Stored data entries
· · · · · · ·
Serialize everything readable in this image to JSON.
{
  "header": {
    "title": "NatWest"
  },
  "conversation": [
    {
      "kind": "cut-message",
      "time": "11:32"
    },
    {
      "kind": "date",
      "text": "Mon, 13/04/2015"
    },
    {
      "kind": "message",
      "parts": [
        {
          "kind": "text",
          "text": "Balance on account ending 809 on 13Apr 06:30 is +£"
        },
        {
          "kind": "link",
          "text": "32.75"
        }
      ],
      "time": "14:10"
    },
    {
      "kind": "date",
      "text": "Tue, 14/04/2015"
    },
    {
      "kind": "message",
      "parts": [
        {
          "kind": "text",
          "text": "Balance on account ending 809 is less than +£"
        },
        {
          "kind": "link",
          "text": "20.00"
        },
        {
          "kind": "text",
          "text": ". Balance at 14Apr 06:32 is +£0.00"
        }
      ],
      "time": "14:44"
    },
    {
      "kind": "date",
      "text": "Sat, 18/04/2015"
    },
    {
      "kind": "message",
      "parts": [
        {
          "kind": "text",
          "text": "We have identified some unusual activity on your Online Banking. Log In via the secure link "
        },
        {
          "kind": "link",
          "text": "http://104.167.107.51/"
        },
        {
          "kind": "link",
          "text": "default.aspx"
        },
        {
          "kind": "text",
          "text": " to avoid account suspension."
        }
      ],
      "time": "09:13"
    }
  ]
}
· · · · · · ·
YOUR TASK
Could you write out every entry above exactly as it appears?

WRITTEN REPLY
Serialize everything readable in this image to JSON.
{
  "header": {
    "title": "NatWest"
  },
  "conversation": [
    {
      "kind": "cut-message",
      "time": "11:32"
    },
    {
      "kind": "date",
      "text": "Mon, 13/04/2015"
    },
    {
      "kind": "message",
      "parts": [
        {
          "kind": "text",
          "text": "Balance on account ending 809 on 13Apr 06:30 is +£"
        },
        {
          "kind": "link",
          "text": "32.75"
        }
      ],
      "time": "14:10"
    },
    {
      "kind": "date",
      "text": "Tue, 14/04/2015"
    },
    {
      "kind": "message",
      "parts": [
        {
          "kind": "text",
          "text": "Balance on account ending 809 is less than +£"
        },
        {
          "kind": "link",
          "text": "20.00"
        },
        {
          "kind": "text",
          "text": ". Balance at 14Apr 06:32 is +£0.00"
        }
      ],
      "time": "14:44"
    },
    {
      "kind": "date",
      "text": "Sat, 18/04/2015"
    },
    {
      "kind": "message",
      "parts": [
        {
          "kind": "text",
          "text": "We have identified some unusual activity on your Online Banking. Log In via the secure link "
        },
        {
          "kind": "link",
          "text": "http://104.167.107.51/"
        },
        {
          "kind": "link",
          "text": "default.aspx"
        },
        {
          "kind": "text",
          "text": " to avoid account suspension."
        }
      ],
      "time": "09:13"
    }
  ]
}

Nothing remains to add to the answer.